Records excerpted from a collection:
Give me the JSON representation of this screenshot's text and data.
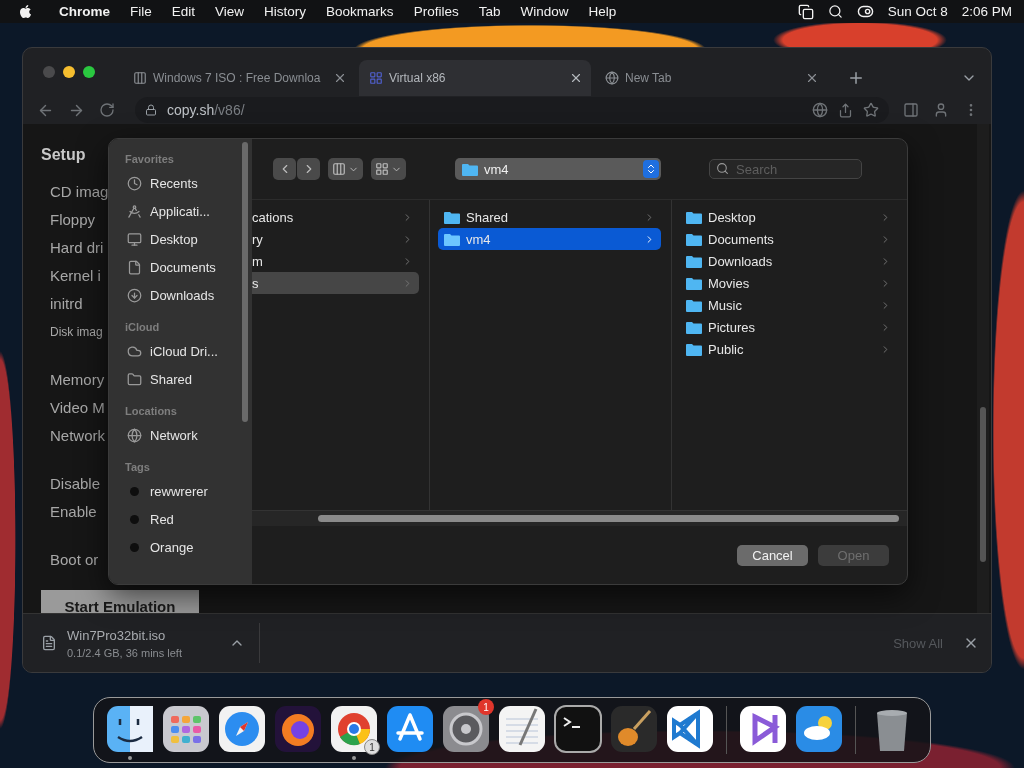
{
  "menu_bar": {
    "app": "Chrome",
    "menus": [
      "File",
      "Edit",
      "View",
      "History",
      "Bookmarks",
      "Profiles",
      "Tab",
      "Window",
      "Help"
    ],
    "date": "Sun Oct 8",
    "time": "2:06 PM"
  },
  "browser": {
    "tabs": [
      {
        "title": "Windows 7 ISO : Free Downloa",
        "selected": false
      },
      {
        "title": "Virtual x86",
        "selected": true
      },
      {
        "title": "New Tab",
        "selected": false
      }
    ],
    "address": {
      "host": "copy.sh",
      "path": "/v86/"
    }
  },
  "page": {
    "heading": "Setup",
    "sections": [
      [
        {
          "label": "CD imag",
          "kind": "option"
        },
        {
          "label": "Floppy",
          "kind": "option"
        },
        {
          "label": "Hard dri",
          "kind": "option"
        },
        {
          "label": "Kernel i",
          "kind": "option"
        },
        {
          "label": "initrd",
          "kind": "option"
        },
        {
          "label": "Disk imag",
          "kind": "note"
        }
      ],
      [
        {
          "label": "Memory",
          "kind": "option"
        },
        {
          "label": "Video M",
          "kind": "option"
        },
        {
          "label": "Network",
          "kind": "option"
        }
      ],
      [
        {
          "label": "Disable",
          "kind": "option"
        },
        {
          "label": "Enable",
          "kind": "option"
        }
      ],
      [
        {
          "label": "Boot or",
          "kind": "option"
        }
      ]
    ],
    "button": "Start Emulation"
  },
  "dialog": {
    "sidebar": [
      {
        "heading": "Favorites",
        "kind": "places",
        "items": [
          "Recents",
          "Applicati...",
          "Desktop",
          "Documents",
          "Downloads"
        ]
      },
      {
        "heading": "iCloud",
        "kind": "places",
        "items": [
          "iCloud Dri...",
          "Shared"
        ]
      },
      {
        "heading": "Locations",
        "kind": "places",
        "items": [
          "Network"
        ]
      },
      {
        "heading": "Tags",
        "kind": "tags",
        "items": [
          "rewwrerer",
          "Red",
          "Orange"
        ]
      }
    ],
    "path": "vm4",
    "search": {
      "placeholder": "Search"
    },
    "columns": [
      {
        "active": false,
        "clipped": true,
        "rows": [
          {
            "label": "cations",
            "selected": false
          },
          {
            "label": "ry",
            "selected": false
          },
          {
            "label": "m",
            "selected": false
          },
          {
            "label": "s",
            "selected": true
          }
        ]
      },
      {
        "active": true,
        "clipped": false,
        "rows": [
          {
            "label": "Shared",
            "selected": false
          },
          {
            "label": "vm4",
            "selected": true
          }
        ]
      },
      {
        "clipped": false,
        "rows": [
          {
            "label": "Desktop",
            "selected": false
          },
          {
            "label": "Documents",
            "selected": false
          },
          {
            "label": "Downloads",
            "selected": false
          },
          {
            "label": "Movies",
            "selected": false
          },
          {
            "label": "Music",
            "selected": false
          },
          {
            "label": "Pictures",
            "selected": false
          },
          {
            "label": "Public",
            "selected": false
          }
        ]
      }
    ],
    "cancel": {
      "label": "Cancel"
    },
    "open": {
      "label": "Open",
      "disabled": true
    }
  },
  "download": {
    "file": "Win7Pro32bit.iso",
    "status": "0.1/2.4 GB, 36 mins left",
    "show_all": "Show All"
  },
  "dock": {
    "groups": [
      [
        {
          "running": true
        },
        {
          "running": false
        },
        {
          "running": false
        },
        {
          "running": false
        },
        {
          "running": true,
          "badge": {
            "text": "1",
            "kind": "count"
          }
        },
        {
          "running": false
        },
        {
          "running": false,
          "badge": {
            "text": "1",
            "kind": "alert"
          }
        },
        {
          "running": false
        },
        {
          "running": false
        },
        {
          "running": false
        },
        {
          "running": false
        }
      ],
      [
        {
          "running": false
        },
        {
          "running": false
        }
      ],
      [
        {
          "running": false
        }
      ]
    ]
  }
}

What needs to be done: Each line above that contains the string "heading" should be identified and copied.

The completed task:
    "heading": "Setup",
        "heading": "Favorites",
        "heading": "iCloud",
        "heading": "Locations",
        "heading": "Tags",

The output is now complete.